> _Your task_: Your answer must be the records below, printed exactly.

> _Collection entries_:
--*--
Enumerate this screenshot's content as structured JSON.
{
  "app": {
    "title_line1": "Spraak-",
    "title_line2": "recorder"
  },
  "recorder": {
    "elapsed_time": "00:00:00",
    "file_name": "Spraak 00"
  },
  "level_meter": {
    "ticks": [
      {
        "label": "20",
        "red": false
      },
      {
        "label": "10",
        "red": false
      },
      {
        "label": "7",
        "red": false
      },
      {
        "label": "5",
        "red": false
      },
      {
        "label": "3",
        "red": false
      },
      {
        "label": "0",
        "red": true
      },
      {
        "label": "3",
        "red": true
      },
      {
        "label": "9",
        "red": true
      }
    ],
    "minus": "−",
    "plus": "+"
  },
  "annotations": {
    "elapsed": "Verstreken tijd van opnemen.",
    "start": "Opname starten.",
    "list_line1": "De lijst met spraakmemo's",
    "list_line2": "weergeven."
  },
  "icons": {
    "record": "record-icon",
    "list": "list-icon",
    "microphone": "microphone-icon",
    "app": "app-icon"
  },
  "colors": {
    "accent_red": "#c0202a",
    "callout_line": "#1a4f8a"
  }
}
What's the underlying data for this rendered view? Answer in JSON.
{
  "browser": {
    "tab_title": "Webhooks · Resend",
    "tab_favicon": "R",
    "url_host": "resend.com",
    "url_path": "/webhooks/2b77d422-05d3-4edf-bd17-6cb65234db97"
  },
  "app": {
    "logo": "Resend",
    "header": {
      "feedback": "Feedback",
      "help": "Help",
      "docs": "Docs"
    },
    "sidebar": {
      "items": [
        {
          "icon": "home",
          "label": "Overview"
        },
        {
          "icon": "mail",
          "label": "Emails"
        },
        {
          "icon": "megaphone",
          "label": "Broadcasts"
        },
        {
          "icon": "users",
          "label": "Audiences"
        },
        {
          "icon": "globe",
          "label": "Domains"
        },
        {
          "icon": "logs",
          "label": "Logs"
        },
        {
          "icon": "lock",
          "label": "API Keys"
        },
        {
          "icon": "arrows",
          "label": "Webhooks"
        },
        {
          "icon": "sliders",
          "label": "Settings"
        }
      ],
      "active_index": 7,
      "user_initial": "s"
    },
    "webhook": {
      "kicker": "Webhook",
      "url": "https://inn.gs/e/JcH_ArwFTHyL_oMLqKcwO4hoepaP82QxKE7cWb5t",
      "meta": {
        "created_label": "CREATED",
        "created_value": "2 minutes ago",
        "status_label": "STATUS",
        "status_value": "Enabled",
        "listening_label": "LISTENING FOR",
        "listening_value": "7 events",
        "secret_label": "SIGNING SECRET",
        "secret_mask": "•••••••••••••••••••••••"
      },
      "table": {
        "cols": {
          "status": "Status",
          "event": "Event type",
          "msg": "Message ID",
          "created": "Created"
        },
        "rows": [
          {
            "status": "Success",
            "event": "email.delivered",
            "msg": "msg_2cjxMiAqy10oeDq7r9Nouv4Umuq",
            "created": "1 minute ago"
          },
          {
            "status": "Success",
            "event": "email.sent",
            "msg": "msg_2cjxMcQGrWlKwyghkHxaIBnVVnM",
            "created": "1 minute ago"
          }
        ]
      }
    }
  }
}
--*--
> _Answer area_:
Enumerate this screenshot's content as structured JSON.
{
  "app": {
    "title_line1": "Spraak-",
    "title_line2": "recorder"
  },
  "recorder": {
    "elapsed_time": "00:00:00",
    "file_name": "Spraak 00"
  },
  "level_meter": {
    "ticks": [
      {
        "label": "20",
        "red": false
      },
      {
        "label": "10",
        "red": false
      },
      {
        "label": "7",
        "red": false
      },
      {
        "label": "5",
        "red": false
      },
      {
        "label": "3",
        "red": false
      },
      {
        "label": "0",
        "red": true
      },
      {
        "label": "3",
        "red": true
      },
      {
        "label": "9",
        "red": true
      }
    ],
    "minus": "−",
    "plus": "+"
  },
  "annotations": {
    "elapsed": "Verstreken tijd van opnemen.",
    "start": "Opname starten.",
    "list_line1": "De lijst met spraakmemo's",
    "list_line2": "weergeven."
  },
  "icons": {
    "record": "record-icon",
    "list": "list-icon",
    "microphone": "microphone-icon",
    "app": "app-icon"
  },
  "colors": {
    "accent_red": "#c0202a",
    "callout_line": "#1a4f8a"
  }
}
What's the underlying data for this rendered view? Answer in JSON.
{
  "browser": {
    "tab_title": "Webhooks · Resend",
    "tab_favicon": "R",
    "url_host": "resend.com",
    "url_path": "/webhooks/2b77d422-05d3-4edf-bd17-6cb65234db97"
  },
  "app": {
    "logo": "Resend",
    "header": {
      "feedback": "Feedback",
      "help": "Help",
      "docs": "Docs"
    },
    "sidebar": {
      "items": [
        {
          "icon": "home",
          "label": "Overview"
        },
        {
          "icon": "mail",
          "label": "Emails"
        },
        {
          "icon": "megaphone",
          "label": "Broadcasts"
        },
        {
          "icon": "users",
          "label": "Audiences"
        },
        {
          "icon": "globe",
          "label": "Domains"
        },
        {
          "icon": "logs",
          "label": "Logs"
        },
        {
          "icon": "lock",
          "label": "API Keys"
        },
        {
          "icon": "arrows",
          "label": "Webhooks"
        },
        {
          "icon": "sliders",
          "label": "Settings"
        }
      ],
      "active_index": 7,
      "user_initial": "s"
    },
    "webhook": {
      "kicker": "Webhook",
      "url": "https://inn.gs/e/JcH_ArwFTHyL_oMLqKcwO4hoepaP82QxKE7cWb5t",
      "meta": {
        "created_label": "CREATED",
        "created_value": "2 minutes ago",
        "status_label": "STATUS",
        "status_value": "Enabled",
        "listening_label": "LISTENING FOR",
        "listening_value": "7 events",
        "secret_label": "SIGNING SECRET",
        "secret_mask": "•••••••••••••••••••••••"
      },
      "table": {
        "cols": {
          "status": "Status",
          "event": "Event type",
          "msg": "Message ID",
          "created": "Created"
        },
        "rows": [
          {
            "status": "Success",
            "event": "email.delivered",
            "msg": "msg_2cjxMiAqy10oeDq7r9Nouv4Umuq",
            "created": "1 minute ago"
          },
          {
            "status": "Success",
            "event": "email.sent",
            "msg": "msg_2cjxMcQGrWlKwyghkHxaIBnVVnM",
            "created": "1 minute ago"
          }
        ]
      }
    }
  }
}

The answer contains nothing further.